      You know, another thought is that it takes that ambiguity out of “hanging out” or “talking”. What is that anyway? It’s casually dating. I think because people put so much pressure on themselves to find the one, to be the one, that dating means “I want to marry you” and it just doesn’t have to. When it is casual it means “yeah, I think so but I need to get to know you better,” and when you are pretty sure, you can become exclusive along the lines of “this is definitely headed that way”, and when you are sure, you’re getting engaged or just got engaged.

  • ToniB

    I love these posts and find them so helpful. I guess I am in the seriously dating category, though in reality we are closer to engaged, but my boyfriend and I have had many struggles throughout our relationship. Having been together for 3 years, we know each other fairly well and are similar in many ways. We have prayed together about the future God has for us, both individually and together, and many friends and family on both sides are supportive of our relationship. The only ones who aren’t are my parents – however they, and my dad in particular, take it to the extreme. Daniel is not allowed on my parents property, not even allowed on the drive to drop me off. My dad refuses to meet Daniel for himself, and won’t even mention Daniel’s name. He is very derogatory about Daniel and his family. I have spoken to my mum about their reasons for their disapproval and they are not things I hold to: he is not as clever as I am, and his family are from the wrong side of the tracks etc. They also believe there are “ungodly” spiritual stuff between Daniel and myself however, having prayed it through many times, I don’t agree with their belief on this point. I am getting to a place of despairing it will ever change, and if it doesn’t, what that will mean for me, Daniel and my parents. I’ve prayed about it over all these years, alone, with Daniel and with my mum but nothing has changed. Unfortunately we don’t attend church together, living most of the time a couple of hours apart and sometimes more, so we don’t have a pastor we can go to together. I have sought counsel from others who have known me many years who I respect and know as godly people, however they also cannot understand many of my parents concerns. I don’t know what else to do – are there any suggestions you can make?

  • Cheryl Bell

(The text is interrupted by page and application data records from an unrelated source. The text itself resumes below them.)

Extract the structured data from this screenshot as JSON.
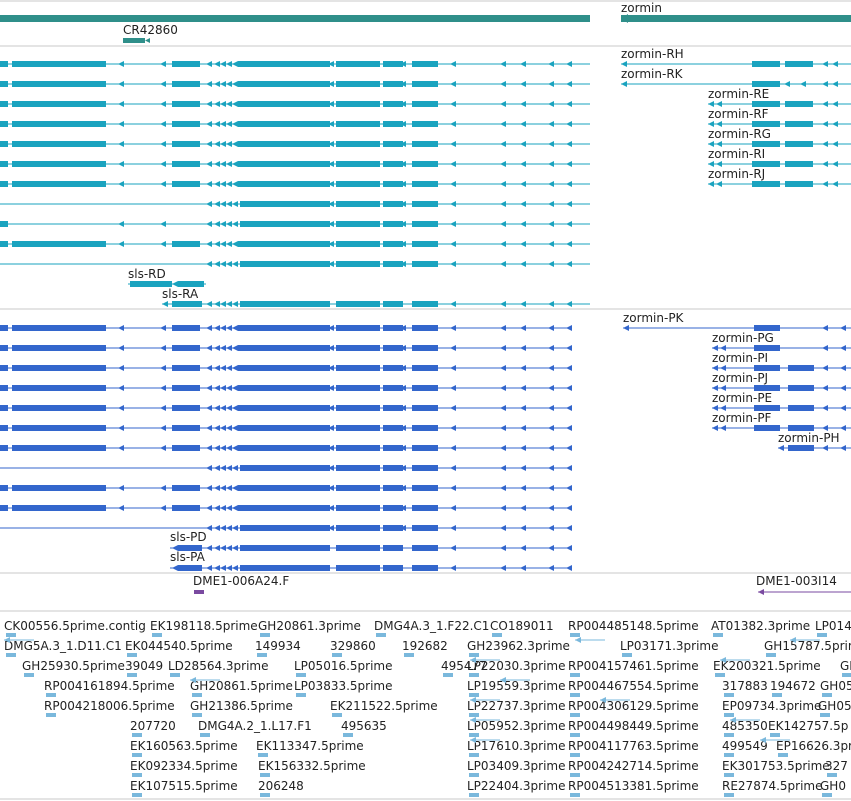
{
  "colors": {
    "gene": "#2f8f8a",
    "transcript": "#1aa3bf",
    "protein": "#3366cc",
    "bac": "#7a4aa0",
    "est": "#7ab8dc",
    "divider": "#c8c8c8"
  },
  "gene_track": {
    "gene_name": "zormin",
    "ncrna_name": "CR42860"
  },
  "transcript_track": {
    "zormin_labels": [
      "zormin-RH",
      "zormin-RK",
      "zormin-RE",
      "zormin-RF",
      "zormin-RG",
      "zormin-RI",
      "zormin-RJ"
    ],
    "sls_labels": [
      "sls-RD",
      "sls-RA"
    ]
  },
  "protein_track": {
    "zormin_labels": [
      "zormin-PK",
      "zormin-PG",
      "zormin-PI",
      "zormin-PJ",
      "zormin-PE",
      "zormin-PF",
      "zormin-PH"
    ],
    "sls_labels": [
      "sls-PD",
      "sls-PA"
    ]
  },
  "bac_track": {
    "clones": [
      "DME1-006A24.F",
      "DME1-003I14"
    ]
  },
  "est_track": {
    "labels": [
      "CK00556.5prime.contig",
      "EK198118.5prime",
      "GH20861.3prime",
      "DMG4A.3_1.F22.C1",
      "CO189011",
      "RP004485148.5prime",
      "AT01382.3prime",
      "LP014",
      "DMG5A.3_1.D11.C1",
      "EK044540.5prime",
      "149934",
      "329860",
      "192682",
      "GH23962.3prime",
      "LP03171.3prime",
      "GH15787.5prime",
      "GH25930.5prime",
      "39049",
      "LD28564.3prime",
      "LP05016.5prime",
      "495477",
      "LP22030.3prime",
      "RP004157461.5prime",
      "EK200321.5prime",
      "GH0",
      "RP004161894.5prime",
      "GH20861.5prime",
      "LP03833.5prime",
      "LP19559.3prime",
      "RP004467554.5prime",
      "317883",
      "194672",
      "GH05",
      "RP004218006.5prime",
      "GH21386.5prime",
      "EK211522.5prime",
      "LP22737.3prime",
      "RP004306129.5prime",
      "EP09734.3prime",
      "GH05",
      "207720",
      "DMG4A.2_1.L17.F1",
      "495635",
      "LP05952.3prime",
      "RP004498449.5prime",
      "485350",
      "EK142757.5p",
      "EK160563.5prime",
      "EK113347.5prime",
      "LP17610.3prime",
      "RP004117763.5prime",
      "499549",
      "EP16626.3pri",
      "EK092334.5prime",
      "EK156332.5prime",
      "LP03409.3prime",
      "RP004242714.5prime",
      "EK301753.5prime",
      "327",
      "EK107515.5prime",
      "206248",
      "LP22404.3prime",
      "RP004513381.5prime",
      "RE27874.5prime",
      "GH0"
    ]
  }
}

    I’ve read your post a couple of times already and I love it. I’ve been single and celibate going on thirteen years this November 2017. It is only the Lord Who has kept me.
    Dating had been crazy and I’ve not been back on one in over a year. Each one was nuts and one didn’t happen because the man thought I wanted to hurt him. Lol
    But since then, the desire to even talk to anyone is zilch. I think it’s because my focus has been completely wrong. I don’t think I’ve given up but I just don’t have much tolerance for ignorance. Talks would turn sexual just because of my decision to abstain. The disrespect would then come out due to the utter shock that I may have a “problem”.
    So reading your post has given me hope that I’ve not given up. But I do think I’ve grown weary in well doing. Just asking for prayer. I’ve waited this long…I can continue to wait. I just want to make sure my focus is on the Lord and not so much in people who won’t matter in a moment.